(ABOUT THIS TASK) Please output each line of the data exactly as it appears.

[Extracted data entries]

--------------------------------

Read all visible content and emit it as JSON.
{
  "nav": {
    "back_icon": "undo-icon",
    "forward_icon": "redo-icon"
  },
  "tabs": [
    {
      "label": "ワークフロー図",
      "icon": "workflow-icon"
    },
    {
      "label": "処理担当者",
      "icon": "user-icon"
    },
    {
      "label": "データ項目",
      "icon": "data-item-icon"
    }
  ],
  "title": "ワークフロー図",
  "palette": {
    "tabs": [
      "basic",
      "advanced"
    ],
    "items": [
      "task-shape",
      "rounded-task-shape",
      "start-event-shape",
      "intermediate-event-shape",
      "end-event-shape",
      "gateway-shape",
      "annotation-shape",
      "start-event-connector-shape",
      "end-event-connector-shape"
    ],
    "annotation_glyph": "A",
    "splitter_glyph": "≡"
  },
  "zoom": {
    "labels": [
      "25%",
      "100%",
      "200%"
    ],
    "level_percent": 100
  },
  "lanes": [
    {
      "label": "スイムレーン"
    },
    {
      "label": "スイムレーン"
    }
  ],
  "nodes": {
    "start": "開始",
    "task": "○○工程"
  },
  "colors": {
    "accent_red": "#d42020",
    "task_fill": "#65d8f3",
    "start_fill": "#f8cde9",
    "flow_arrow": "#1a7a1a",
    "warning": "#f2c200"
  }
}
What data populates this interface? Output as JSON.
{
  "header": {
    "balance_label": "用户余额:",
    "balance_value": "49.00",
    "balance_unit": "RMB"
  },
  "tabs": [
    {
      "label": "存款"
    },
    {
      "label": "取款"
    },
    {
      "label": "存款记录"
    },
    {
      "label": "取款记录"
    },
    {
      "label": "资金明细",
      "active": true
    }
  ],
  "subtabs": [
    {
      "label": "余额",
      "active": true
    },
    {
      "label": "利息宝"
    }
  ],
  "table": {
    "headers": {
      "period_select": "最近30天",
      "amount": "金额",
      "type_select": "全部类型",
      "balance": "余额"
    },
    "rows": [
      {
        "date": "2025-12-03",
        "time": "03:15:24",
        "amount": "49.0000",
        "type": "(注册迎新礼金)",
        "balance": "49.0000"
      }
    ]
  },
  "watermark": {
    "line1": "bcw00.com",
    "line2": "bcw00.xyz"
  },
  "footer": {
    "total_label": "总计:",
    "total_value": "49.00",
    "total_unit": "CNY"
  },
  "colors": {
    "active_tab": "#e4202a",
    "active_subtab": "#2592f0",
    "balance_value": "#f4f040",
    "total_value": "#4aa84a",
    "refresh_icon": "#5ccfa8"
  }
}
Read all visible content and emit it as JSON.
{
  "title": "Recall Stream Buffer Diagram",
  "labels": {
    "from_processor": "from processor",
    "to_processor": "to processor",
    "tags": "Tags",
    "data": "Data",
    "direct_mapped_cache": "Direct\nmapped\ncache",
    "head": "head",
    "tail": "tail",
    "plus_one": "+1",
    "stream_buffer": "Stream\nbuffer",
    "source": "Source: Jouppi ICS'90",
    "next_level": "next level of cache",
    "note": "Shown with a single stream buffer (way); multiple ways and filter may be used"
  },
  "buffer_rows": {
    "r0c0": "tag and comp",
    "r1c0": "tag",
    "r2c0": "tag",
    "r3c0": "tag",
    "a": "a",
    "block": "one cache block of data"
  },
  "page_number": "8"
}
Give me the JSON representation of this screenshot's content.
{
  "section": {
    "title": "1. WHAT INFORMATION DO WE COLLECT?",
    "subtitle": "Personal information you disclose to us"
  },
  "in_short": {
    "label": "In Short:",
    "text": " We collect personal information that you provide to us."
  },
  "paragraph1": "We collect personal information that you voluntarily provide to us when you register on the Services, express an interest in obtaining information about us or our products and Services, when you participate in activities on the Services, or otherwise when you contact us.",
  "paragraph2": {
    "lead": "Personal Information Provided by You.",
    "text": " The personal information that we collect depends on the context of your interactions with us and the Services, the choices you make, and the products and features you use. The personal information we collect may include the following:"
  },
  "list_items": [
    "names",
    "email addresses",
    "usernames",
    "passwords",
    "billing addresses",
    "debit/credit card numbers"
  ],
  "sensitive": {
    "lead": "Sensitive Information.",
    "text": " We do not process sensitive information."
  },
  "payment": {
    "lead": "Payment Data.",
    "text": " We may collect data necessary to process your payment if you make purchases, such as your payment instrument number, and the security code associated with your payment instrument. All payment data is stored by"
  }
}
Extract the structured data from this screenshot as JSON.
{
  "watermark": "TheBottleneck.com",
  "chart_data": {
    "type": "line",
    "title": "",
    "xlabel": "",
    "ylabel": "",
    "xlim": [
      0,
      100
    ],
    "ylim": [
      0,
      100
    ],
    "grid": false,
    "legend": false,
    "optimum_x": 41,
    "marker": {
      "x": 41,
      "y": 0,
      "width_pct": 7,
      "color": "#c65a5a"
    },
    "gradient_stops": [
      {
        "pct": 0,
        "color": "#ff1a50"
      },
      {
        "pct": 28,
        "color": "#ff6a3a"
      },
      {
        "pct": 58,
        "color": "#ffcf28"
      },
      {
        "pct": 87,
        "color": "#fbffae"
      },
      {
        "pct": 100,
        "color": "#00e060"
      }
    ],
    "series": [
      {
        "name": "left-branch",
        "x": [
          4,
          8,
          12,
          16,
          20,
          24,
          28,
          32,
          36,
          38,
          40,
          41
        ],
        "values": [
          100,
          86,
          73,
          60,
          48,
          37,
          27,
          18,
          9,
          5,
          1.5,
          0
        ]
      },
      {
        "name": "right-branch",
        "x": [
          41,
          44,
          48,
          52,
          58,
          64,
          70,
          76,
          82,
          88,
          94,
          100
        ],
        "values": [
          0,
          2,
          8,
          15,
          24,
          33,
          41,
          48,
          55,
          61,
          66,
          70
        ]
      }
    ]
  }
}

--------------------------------

(ANSWER AREA)
Read all visible content and emit it as JSON.
{
  "nav": {
    "back_icon": "undo-icon",
    "forward_icon": "redo-icon"
  },
  "tabs": [
    {
      "label": "ワークフロー図",
      "icon": "workflow-icon"
    },
    {
      "label": "処理担当者",
      "icon": "user-icon"
    },
    {
      "label": "データ項目",
      "icon": "data-item-icon"
    }
  ],
  "title": "ワークフロー図",
  "palette": {
    "tabs": [
      "basic",
      "advanced"
    ],
    "items": [
      "task-shape",
      "rounded-task-shape",
      "start-event-shape",
      "intermediate-event-shape",
      "end-event-shape",
      "gateway-shape",
      "annotation-shape",
      "start-event-connector-shape",
      "end-event-connector-shape"
    ],
    "annotation_glyph": "A",
    "splitter_glyph": "≡"
  },
  "zoom": {
    "labels": [
      "25%",
      "100%",
      "200%"
    ],
    "level_percent": 100
  },
  "lanes": [
    {
      "label": "スイムレーン"
    },
    {
      "label": "スイムレーン"
    }
  ],
  "nodes": {
    "start": "開始",
    "task": "○○工程"
  },
  "colors": {
    "accent_red": "#d42020",
    "task_fill": "#65d8f3",
    "start_fill": "#f8cde9",
    "flow_arrow": "#1a7a1a",
    "warning": "#f2c200"
  }
}
What data populates this interface? Output as JSON.
{
  "header": {
    "balance_label": "用户余额:",
    "balance_value": "49.00",
    "balance_unit": "RMB"
  },
  "tabs": [
    {
      "label": "存款"
    },
    {
      "label": "取款"
    },
    {
      "label": "存款记录"
    },
    {
      "label": "取款记录"
    },
    {
      "label": "资金明细",
      "active": true
    }
  ],
  "subtabs": [
    {
      "label": "余额",
      "active": true
    },
    {
      "label": "利息宝"
    }
  ],
  "table": {
    "headers": {
      "period_select": "最近30天",
      "amount": "金额",
      "type_select": "全部类型",
      "balance": "余额"
    },
    "rows": [
      {
        "date": "2025-12-03",
        "time": "03:15:24",
        "amount": "49.0000",
        "type": "(注册迎新礼金)",
        "balance": "49.0000"
      }
    ]
  },
  "watermark": {
    "line1": "bcw00.com",
    "line2": "bcw00.xyz"
  },
  "footer": {
    "total_label": "总计:",
    "total_value": "49.00",
    "total_unit": "CNY"
  },
  "colors": {
    "active_tab": "#e4202a",
    "active_subtab": "#2592f0",
    "balance_value": "#f4f040",
    "total_value": "#4aa84a",
    "refresh_icon": "#5ccfa8"
  }
}
Read all visible content and emit it as JSON.
{
  "title": "Recall Stream Buffer Diagram",
  "labels": {
    "from_processor": "from processor",
    "to_processor": "to processor",
    "tags": "Tags",
    "data": "Data",
    "direct_mapped_cache": "Direct\nmapped\ncache",
    "head": "head",
    "tail": "tail",
    "plus_one": "+1",
    "stream_buffer": "Stream\nbuffer",
    "source": "Source: Jouppi ICS'90",
    "next_level": "next level of cache",
    "note": "Shown with a single stream buffer (way); multiple ways and filter may be used"
  },
  "buffer_rows": {
    "r0c0": "tag and comp",
    "r1c0": "tag",
    "r2c0": "tag",
    "r3c0": "tag",
    "a": "a",
    "block": "one cache block of data"
  },
  "page_number": "8"
}
Give me the JSON representation of this screenshot's content.
{
  "section": {
    "title": "1. WHAT INFORMATION DO WE COLLECT?",
    "subtitle": "Personal information you disclose to us"
  },
  "in_short": {
    "label": "In Short:",
    "text": " We collect personal information that you provide to us."
  },
  "paragraph1": "We collect personal information that you voluntarily provide to us when you register on the Services, express an interest in obtaining information about us or our products and Services, when you participate in activities on the Services, or otherwise when you contact us.",
  "paragraph2": {
    "lead": "Personal Information Provided by You.",
    "text": " The personal information that we collect depends on the context of your interactions with us and the Services, the choices you make, and the products and features you use. The personal information we collect may include the following:"
  },
  "list_items": [
    "names",
    "email addresses",
    "usernames",
    "passwords",
    "billing addresses",
    "debit/credit card numbers"
  ],
  "sensitive": {
    "lead": "Sensitive Information.",
    "text": " We do not process sensitive information."
  },
  "payment": {
    "lead": "Payment Data.",
    "text": " We may collect data necessary to process your payment if you make purchases, such as your payment instrument number, and the security code associated with your payment instrument. All payment data is stored by"
  }
}
Extract the structured data from this screenshot as JSON.
{
  "watermark": "TheBottleneck.com",
  "chart_data": {
    "type": "line",
    "title": "",
    "xlabel": "",
    "ylabel": "",
    "xlim": [
      0,
      100
    ],
    "ylim": [
      0,
      100
    ],
    "grid": false,
    "legend": false,
    "optimum_x": 41,
    "marker": {
      "x": 41,
      "y": 0,
      "width_pct": 7,
      "color": "#c65a5a"
    },
    "gradient_stops": [
      {
        "pct": 0,
        "color": "#ff1a50"
      },
      {
        "pct": 28,
        "color": "#ff6a3a"
      },
      {
        "pct": 58,
        "color": "#ffcf28"
      },
      {
        "pct": 87,
        "color": "#fbffae"
      },
      {
        "pct": 100,
        "color": "#00e060"
      }
    ],
    "series": [
      {
        "name": "left-branch",
        "x": [
          4,
          8,
          12,
          16,
          20,
          24,
          28,
          32,
          36,
          38,
          40,
          41
        ],
        "values": [
          100,
          86,
          73,
          60,
          48,
          37,
          27,
          18,
          9,
          5,
          1.5,
          0
        ]
      },
      {
        "name": "right-branch",
        "x": [
          41,
          44,
          48,
          52,
          58,
          64,
          70,
          76,
          82,
          88,
          94,
          100
        ],
        "values": [
          0,
          2,
          8,
          15,
          24,
          33,
          41,
          48,
          55,
          61,
          66,
          70
        ]
      }
    ]
  }
}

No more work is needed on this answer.